- _Given information_
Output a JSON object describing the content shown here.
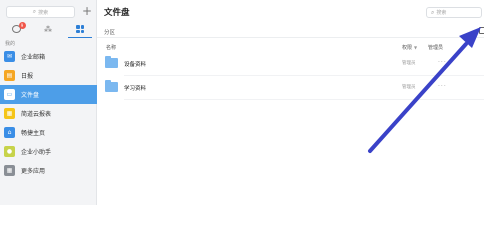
{
  "sidebar": {
    "search_placeholder": "搜索",
    "add_icon": "plus-icon",
    "tabs": [
      {
        "icon": "chat-icon",
        "badge": "9"
      },
      {
        "icon": "contacts-icon"
      },
      {
        "icon": "apps-grid-icon"
      }
    ],
    "section_label": "我的",
    "items": [
      {
        "label": "企业邮箱",
        "icon": "mail-icon",
        "color": "#3a8ee6"
      },
      {
        "label": "日报",
        "icon": "calendar-icon",
        "color": "#f5a623"
      },
      {
        "label": "文件盘",
        "icon": "folder-icon",
        "color": "#ffffff"
      },
      {
        "label": "简道云报表",
        "icon": "report-icon",
        "color": "#f5c518"
      },
      {
        "label": "畅捷主页",
        "icon": "home-icon",
        "color": "#3a8ee6"
      },
      {
        "label": "企业小助手",
        "icon": "assistant-icon",
        "color": "#c7d34a"
      },
      {
        "label": "更多应用",
        "icon": "more-apps-icon",
        "color": "#8a8f96"
      }
    ]
  },
  "main": {
    "title": "文件盘",
    "search_placeholder": "搜索",
    "partition_label": "分区",
    "columns": {
      "name": "名称",
      "permission": "权限",
      "manager": "管理员"
    },
    "rows": [
      {
        "name": "设备资料",
        "permission": "管理员",
        "more": "···"
      },
      {
        "name": "学习资料",
        "permission": "管理员",
        "more": "···"
      }
    ]
  },
  "colors": {
    "accent": "#4d9ee8",
    "arrow": "#3a42c8"
  }
}
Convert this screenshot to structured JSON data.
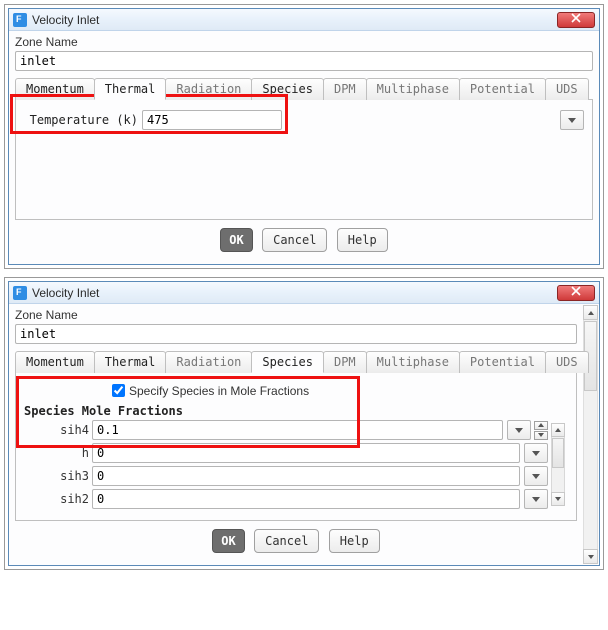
{
  "dialog1": {
    "title": "Velocity Inlet",
    "zone_label": "Zone Name",
    "zone_value": "inlet",
    "tabs": {
      "momentum": "Momentum",
      "thermal": "Thermal",
      "radiation": "Radiation",
      "species": "Species",
      "dpm": "DPM",
      "multiphase": "Multiphase",
      "potential": "Potential",
      "uds": "UDS"
    },
    "temp_label": "Temperature (k)",
    "temp_value": "475",
    "buttons": {
      "ok": "OK",
      "cancel": "Cancel",
      "help": "Help"
    }
  },
  "dialog2": {
    "title": "Velocity Inlet",
    "zone_label": "Zone Name",
    "zone_value": "inlet",
    "tabs": {
      "momentum": "Momentum",
      "thermal": "Thermal",
      "radiation": "Radiation",
      "species": "Species",
      "dpm": "DPM",
      "multiphase": "Multiphase",
      "potential": "Potential",
      "uds": "UDS"
    },
    "check_label": "Specify Species in Mole Fractions",
    "mf_title": "Species Mole Fractions",
    "species": [
      {
        "name": "sih4",
        "value": "0.1"
      },
      {
        "name": "h",
        "value": "0"
      },
      {
        "name": "sih3",
        "value": "0"
      },
      {
        "name": "sih2",
        "value": "0"
      }
    ],
    "buttons": {
      "ok": "OK",
      "cancel": "Cancel",
      "help": "Help"
    }
  }
}
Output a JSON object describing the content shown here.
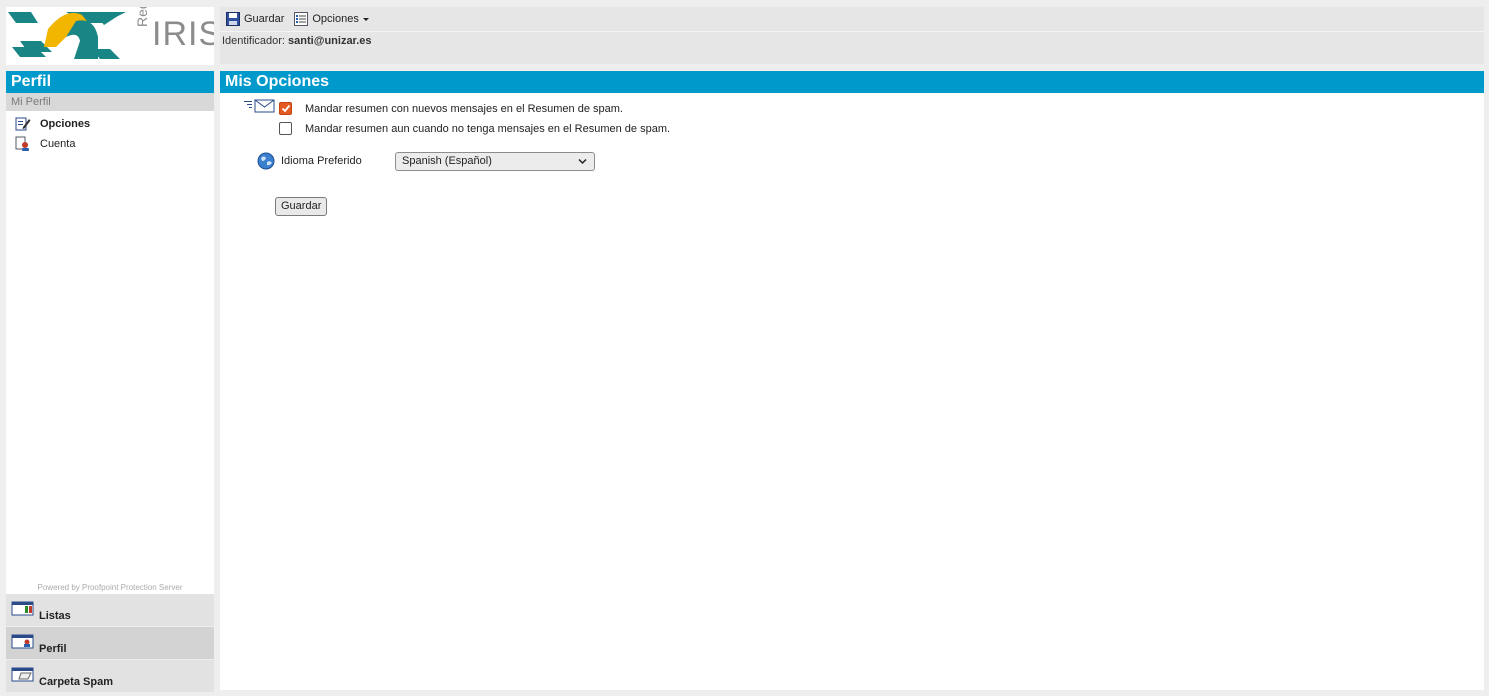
{
  "logo": {
    "brand_prefix": "Red",
    "brand_name": "IRIS"
  },
  "toolbar": {
    "save_label": "Guardar",
    "options_label": "Opciones",
    "identifier_label": "Identificador:",
    "identifier_value": "santi@unizar.es"
  },
  "sidebar": {
    "title": "Perfil",
    "subtitle": "Mi Perfil",
    "items": [
      {
        "label": "Opciones",
        "icon": "edit-options-icon",
        "active": true
      },
      {
        "label": "Cuenta",
        "icon": "account-icon",
        "active": false
      }
    ],
    "powered_by": "Powered by Proofpoint Protection Server"
  },
  "sections": [
    {
      "label": "Listas",
      "icon": "lists-icon"
    },
    {
      "label": "Perfil",
      "icon": "profile-icon",
      "selected": true
    },
    {
      "label": "Carpeta Spam",
      "icon": "spam-folder-icon"
    }
  ],
  "main": {
    "title": "Mis Opciones",
    "options": [
      {
        "label": "Mandar resumen con nuevos mensajes en el Resumen de spam.",
        "checked": true
      },
      {
        "label": "Mandar resumen aun cuando no tenga mensajes en el Resumen de spam.",
        "checked": false
      }
    ],
    "language_label": "Idioma Preferido",
    "language_value": "Spanish (Español)",
    "save_button": "Guardar"
  },
  "colors": {
    "header_blue": "#0099cc",
    "check_orange": "#e45a23"
  }
}
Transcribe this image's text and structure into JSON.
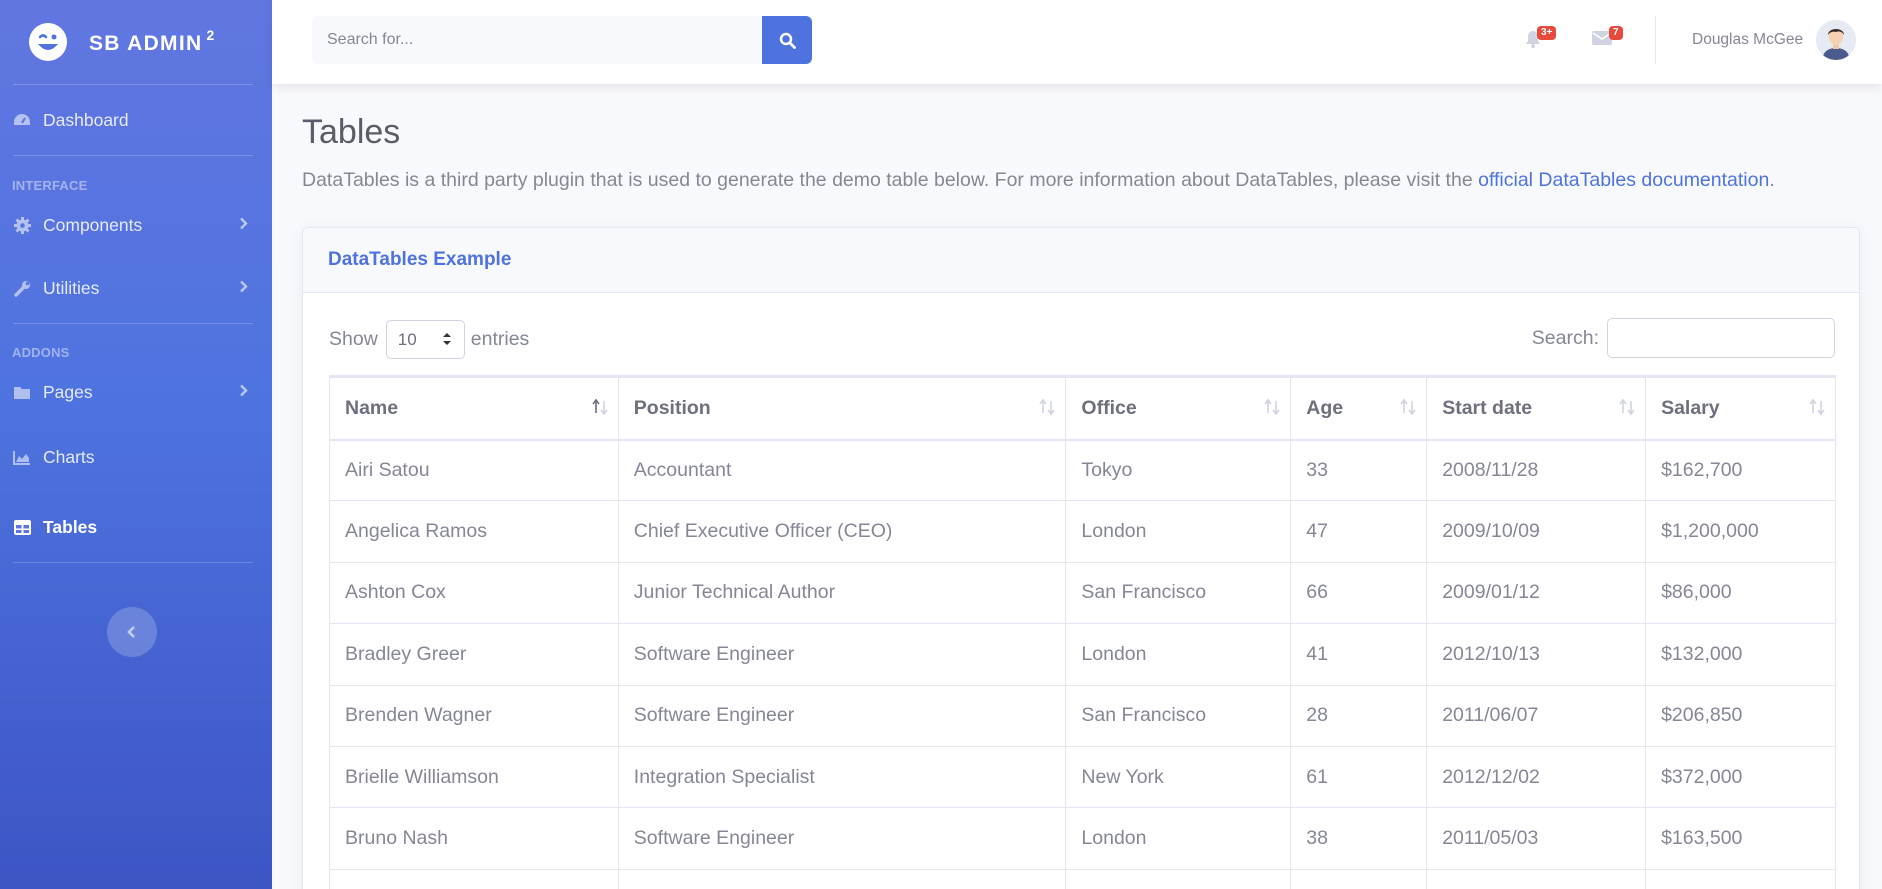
{
  "brand": {
    "name": "SB ADMIN",
    "sup": "2"
  },
  "sidebar": {
    "dashboard": "Dashboard",
    "heading_interface": "INTERFACE",
    "components": "Components",
    "utilities": "Utilities",
    "heading_addons": "ADDONS",
    "pages": "Pages",
    "charts": "Charts",
    "tables": "Tables"
  },
  "topbar": {
    "search_placeholder": "Search for...",
    "alerts_badge": "3+",
    "messages_badge": "7",
    "user_name": "Douglas McGee"
  },
  "page": {
    "title": "Tables",
    "description": "DataTables is a third party plugin that is used to generate the demo table below. For more information about DataTables, please visit the ",
    "link_text": "official DataTables documentation",
    "description_end": "."
  },
  "card": {
    "title": "DataTables Example",
    "show_label": "Show",
    "entries_value": "10",
    "entries_label": "entries",
    "search_label": "Search:"
  },
  "table": {
    "headers": [
      "Name",
      "Position",
      "Office",
      "Age",
      "Start date",
      "Salary"
    ],
    "rows": [
      [
        "Airi Satou",
        "Accountant",
        "Tokyo",
        "33",
        "2008/11/28",
        "$162,700"
      ],
      [
        "Angelica Ramos",
        "Chief Executive Officer (CEO)",
        "London",
        "47",
        "2009/10/09",
        "$1,200,000"
      ],
      [
        "Ashton Cox",
        "Junior Technical Author",
        "San Francisco",
        "66",
        "2009/01/12",
        "$86,000"
      ],
      [
        "Bradley Greer",
        "Software Engineer",
        "London",
        "41",
        "2012/10/13",
        "$132,000"
      ],
      [
        "Brenden Wagner",
        "Software Engineer",
        "San Francisco",
        "28",
        "2011/06/07",
        "$206,850"
      ],
      [
        "Brielle Williamson",
        "Integration Specialist",
        "New York",
        "61",
        "2012/12/02",
        "$372,000"
      ],
      [
        "Bruno Nash",
        "Software Engineer",
        "London",
        "38",
        "2011/05/03",
        "$163,500"
      ],
      [
        "",
        "",
        "",
        "",
        "",
        ""
      ]
    ]
  },
  "colors": {
    "primary": "#4e73df",
    "danger": "#e74a3b",
    "text": "#858796"
  }
}
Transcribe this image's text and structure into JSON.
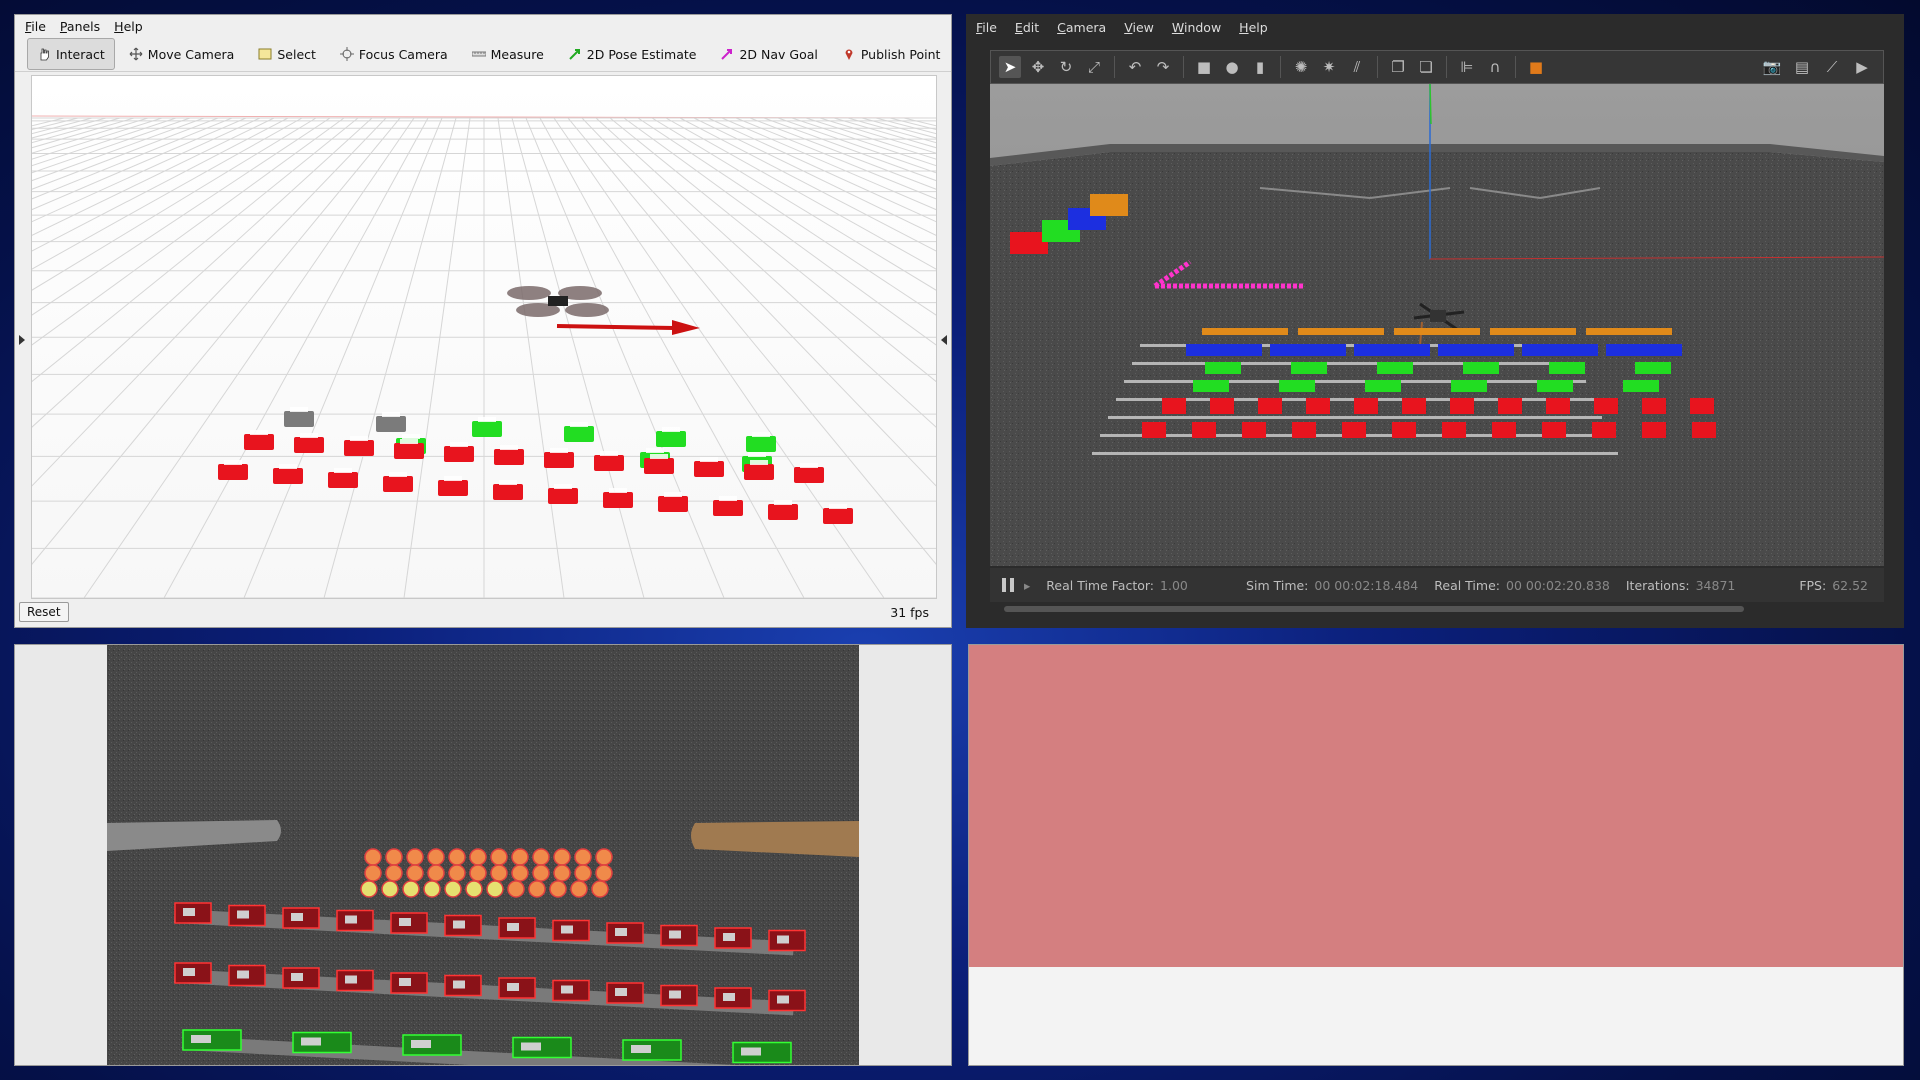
{
  "rviz": {
    "menu": [
      "File",
      "Panels",
      "Help"
    ],
    "tools": [
      {
        "label": "Interact",
        "icon": "hand-icon",
        "active": true
      },
      {
        "label": "Move Camera",
        "icon": "move-camera-icon"
      },
      {
        "label": "Select",
        "icon": "select-box-icon"
      },
      {
        "label": "Focus Camera",
        "icon": "focus-crosshair-icon"
      },
      {
        "label": "Measure",
        "icon": "ruler-icon"
      },
      {
        "label": "2D Pose Estimate",
        "icon": "green-arrow-icon"
      },
      {
        "label": "2D Nav Goal",
        "icon": "pink-arrow-icon"
      },
      {
        "label": "Publish Point",
        "icon": "map-pin-icon"
      }
    ],
    "more_label": "»",
    "reset_label": "Reset",
    "fps": "31 fps"
  },
  "gazebo": {
    "menu": [
      "File",
      "Edit",
      "Camera",
      "View",
      "Window",
      "Help"
    ],
    "status": {
      "real_time_factor_label": "Real Time Factor:",
      "real_time_factor": "1.00",
      "sim_time_label": "Sim Time:",
      "sim_time": "00 00:02:18.484",
      "real_time_label": "Real Time:",
      "real_time": "00 00:02:20.838",
      "iterations_label": "Iterations:",
      "iterations": "34871",
      "fps_label": "FPS:",
      "fps": "62.52"
    }
  },
  "colors": {
    "red_block": "#e8141e",
    "green_block": "#22dd22",
    "gray_block": "#7b7b7b",
    "blue_block": "#1c2fe0",
    "orange_block": "#e08a1a",
    "magenta": "#ff33cc",
    "pink_panel": "#d47f80"
  }
}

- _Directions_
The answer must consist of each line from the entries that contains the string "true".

- _Exercise solution_
        "active": true
      "selected": true
        "checked": true
        "active": true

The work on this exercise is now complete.